She’s known as the “Fastest Woman in Puerto Rico” but just how fast is she, you ask? Well, she currently holds the school record at USC in the 200m and 400m respectively. She’s a two-Olympic champion and a true pioneer in Puerto Rico’s track and field division. As a representative of our country, she’s proved that she will continue to carry the legacy for the “Island of Enchantment.” We sat down for an exclusive interview with the champ herself to discuss what it’s like being in a male-dominated industry, stepping into the music world, and much more!
When did you know you wanted to become a professional runner?
I knew I wanted to be a professional runner while at USC when I ran the second fastest time in the world in the 200m among professionals and I was only a collegiate runner.
You’ve overcome so many obstacles. What do you believe your experiences have taught you?
I believe being an athlete showed me how to overcome obstacles because it showed me how to be disciplined, to have patience and to believe in myself which are all key factors that you need when over coming obstacles.
What’s it like being in a male-dominated industry?

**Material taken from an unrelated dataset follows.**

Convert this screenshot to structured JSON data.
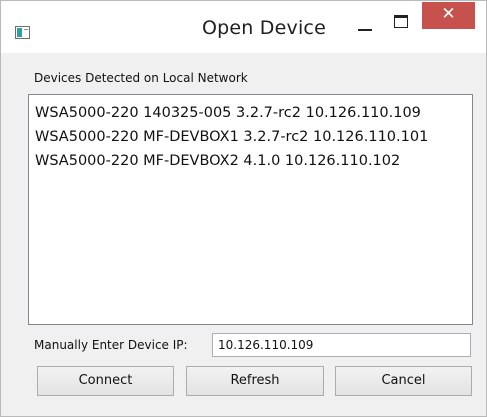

Being in a male dominated industry is difficult, however I work hard and stay dedicated and hustle just as hard or even harder then my male peers. I believe as women it is important to lead by example and to inspire other women to enter into male-dominated industries.
What made you want to dip your toes into the world of music?

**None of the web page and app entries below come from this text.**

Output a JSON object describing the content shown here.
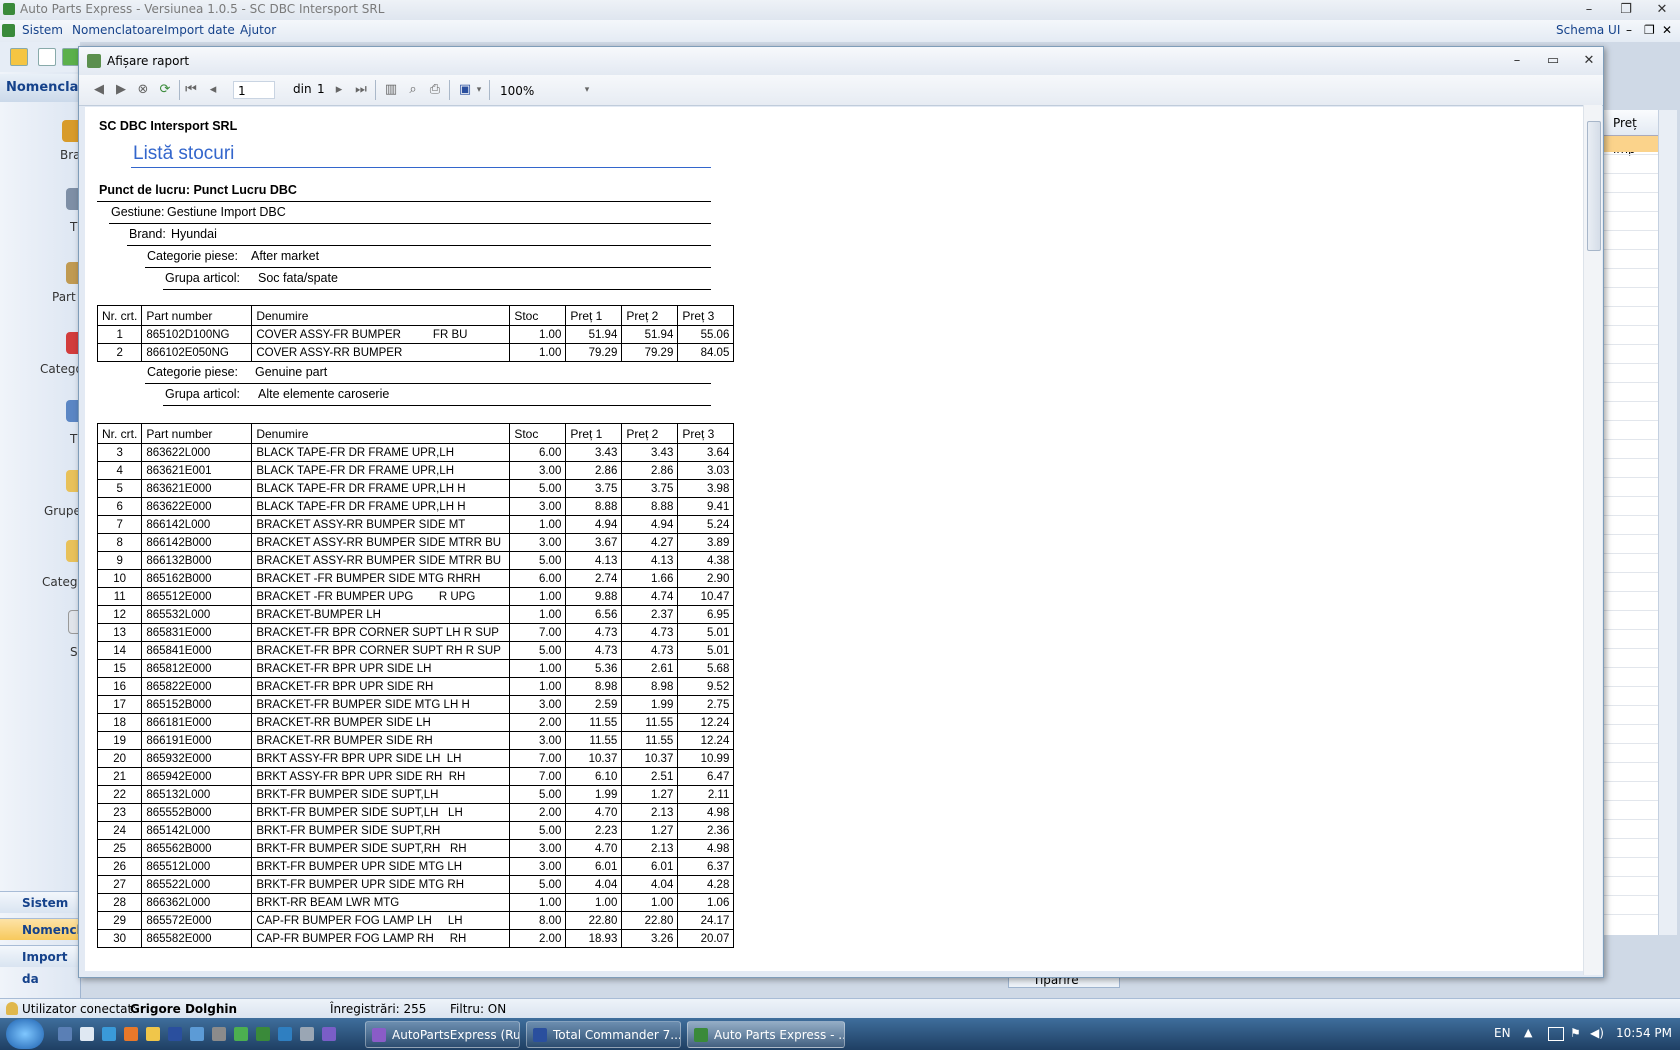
{
  "app": {
    "title": "Auto Parts Express - Versiunea 1.0.5 - SC DBC Intersport SRL",
    "menu": [
      "Sistem",
      "Nomenclatoare",
      "Import date",
      "Ajutor"
    ],
    "schema_label": "Schema UI"
  },
  "nav": {
    "header": "Nomenclat",
    "items": [
      "Bra",
      "T",
      "Part",
      "Catego",
      "T",
      "Grupe",
      "Catego",
      "S"
    ],
    "bottom": [
      "Sistem",
      "Nomencla",
      "Import da"
    ]
  },
  "bg_grid": {
    "header": "Preț imp"
  },
  "report_window": {
    "title": "Afișare raport",
    "toolbar": {
      "page": "1",
      "of_label": "din",
      "total_pages": "1",
      "zoom": "100%"
    }
  },
  "report": {
    "company": "SC DBC Intersport SRL",
    "title": "Listă stocuri",
    "workpoint": "Punct de lucru: Punct Lucru DBC",
    "gestiune_label": "Gestiune:",
    "gestiune": "Gestiune Import DBC",
    "brand_label": "Brand:",
    "brand": "Hyundai",
    "cat_label": "Categorie piese:",
    "group_label": "Grupa articol:",
    "section1": {
      "category": "After market",
      "group": "Soc fata/spate"
    },
    "section2": {
      "category": "Genuine part",
      "group": "Alte elemente caroserie"
    },
    "columns": [
      "Nr. crt.",
      "Part number",
      "Denumire",
      "Stoc",
      "Preț 1",
      "Preț 2",
      "Preț 3"
    ],
    "rows1": [
      [
        "1",
        "865102D100NG",
        "COVER ASSY-FR BUMPER          FR BU",
        "1.00",
        "51.94",
        "51.94",
        "55.06"
      ],
      [
        "2",
        "866102E050NG",
        "COVER ASSY-RR BUMPER",
        "1.00",
        "79.29",
        "79.29",
        "84.05"
      ]
    ],
    "rows2": [
      [
        "3",
        "863622L000",
        "BLACK TAPE-FR DR FRAME UPR,LH",
        "6.00",
        "3.43",
        "3.43",
        "3.64"
      ],
      [
        "4",
        "863621E001",
        "BLACK TAPE-FR DR FRAME UPR,LH",
        "3.00",
        "2.86",
        "2.86",
        "3.03"
      ],
      [
        "5",
        "863621E000",
        "BLACK TAPE-FR DR FRAME UPR,LH H",
        "5.00",
        "3.75",
        "3.75",
        "3.98"
      ],
      [
        "6",
        "863622E000",
        "BLACK TAPE-FR DR FRAME UPR,LH H",
        "3.00",
        "8.88",
        "8.88",
        "9.41"
      ],
      [
        "7",
        "866142L000",
        "BRACKET ASSY-RR BUMPER SIDE MT",
        "1.00",
        "4.94",
        "4.94",
        "5.24"
      ],
      [
        "8",
        "866142B000",
        "BRACKET ASSY-RR BUMPER SIDE MTRR BU",
        "3.00",
        "3.67",
        "4.27",
        "3.89"
      ],
      [
        "9",
        "866132B000",
        "BRACKET ASSY-RR BUMPER SIDE MTRR BU",
        "5.00",
        "4.13",
        "4.13",
        "4.38"
      ],
      [
        "10",
        "865162B000",
        "BRACKET -FR BUMPER SIDE MTG RHRH",
        "6.00",
        "2.74",
        "1.66",
        "2.90"
      ],
      [
        "11",
        "865512E000",
        "BRACKET -FR BUMPER UPG        R UPG",
        "1.00",
        "9.88",
        "4.74",
        "10.47"
      ],
      [
        "12",
        "865532L000",
        "BRACKET-BUMPER LH",
        "1.00",
        "6.56",
        "2.37",
        "6.95"
      ],
      [
        "13",
        "865831E000",
        "BRACKET-FR BPR CORNER SUPT LH R SUP",
        "7.00",
        "4.73",
        "4.73",
        "5.01"
      ],
      [
        "14",
        "865841E000",
        "BRACKET-FR BPR CORNER SUPT RH R SUP",
        "5.00",
        "4.73",
        "4.73",
        "5.01"
      ],
      [
        "15",
        "865812E000",
        "BRACKET-FR BPR UPR SIDE LH",
        "1.00",
        "5.36",
        "2.61",
        "5.68"
      ],
      [
        "16",
        "865822E000",
        "BRACKET-FR BPR UPR SIDE RH",
        "1.00",
        "8.98",
        "8.98",
        "9.52"
      ],
      [
        "17",
        "865152B000",
        "BRACKET-FR BUMPER SIDE MTG LH H",
        "3.00",
        "2.59",
        "1.99",
        "2.75"
      ],
      [
        "18",
        "866181E000",
        "BRACKET-RR BUMPER SIDE LH",
        "2.00",
        "11.55",
        "11.55",
        "12.24"
      ],
      [
        "19",
        "866191E000",
        "BRACKET-RR BUMPER SIDE RH",
        "3.00",
        "11.55",
        "11.55",
        "12.24"
      ],
      [
        "20",
        "865932E000",
        "BRKT ASSY-FR BPR UPR SIDE LH  LH",
        "7.00",
        "10.37",
        "10.37",
        "10.99"
      ],
      [
        "21",
        "865942E000",
        "BRKT ASSY-FR BPR UPR SIDE RH  RH",
        "7.00",
        "6.10",
        "2.51",
        "6.47"
      ],
      [
        "22",
        "865132L000",
        "BRKT-FR BUMPER SIDE SUPT,LH",
        "5.00",
        "1.99",
        "1.27",
        "2.11"
      ],
      [
        "23",
        "865552B000",
        "BRKT-FR BUMPER SIDE SUPT,LH   LH",
        "2.00",
        "4.70",
        "2.13",
        "4.98"
      ],
      [
        "24",
        "865142L000",
        "BRKT-FR BUMPER SIDE SUPT,RH",
        "5.00",
        "2.23",
        "1.27",
        "2.36"
      ],
      [
        "25",
        "865562B000",
        "BRKT-FR BUMPER SIDE SUPT,RH   RH",
        "3.00",
        "4.70",
        "2.13",
        "4.98"
      ],
      [
        "26",
        "865512L000",
        "BRKT-FR BUMPER UPR SIDE MTG LH",
        "3.00",
        "6.01",
        "6.01",
        "6.37"
      ],
      [
        "27",
        "865522L000",
        "BRKT-FR BUMPER UPR SIDE MTG RH",
        "5.00",
        "4.04",
        "4.04",
        "4.28"
      ],
      [
        "28",
        "866362L000",
        "BRKT-RR BEAM LWR MTG",
        "1.00",
        "1.00",
        "1.00",
        "1.06"
      ],
      [
        "29",
        "865572E000",
        "CAP-FR BUMPER FOG LAMP LH     LH",
        "8.00",
        "22.80",
        "22.80",
        "24.17"
      ],
      [
        "30",
        "865582E000",
        "CAP-FR BUMPER FOG LAMP RH     RH",
        "2.00",
        "18.93",
        "3.26",
        "20.07"
      ]
    ]
  },
  "status": {
    "user_label": "Utilizator conectat:",
    "user": "Grigore Dolghin",
    "records": "Înregistrări: 255",
    "filter": "Filtru: ON",
    "hidden_button": "Tipărire"
  },
  "taskbar": {
    "tasks": [
      "AutoPartsExpress (Ru...",
      "Total Commander 7....",
      "Auto Parts Express - ..."
    ],
    "lang": "EN",
    "time": "10:54 PM"
  }
}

I’ve always been a musician at heart as a kid I played clarinet and piano in marching, symphonic and jazz bands. I always wrote music and danced at home, so crossing over into the music work came very natural to me.
What can we expect to see from you in the years to come?
You can expect to see me doing something that’s never been done before. I want to be the first female Olympian and recording artist to merge the world of sports and music together.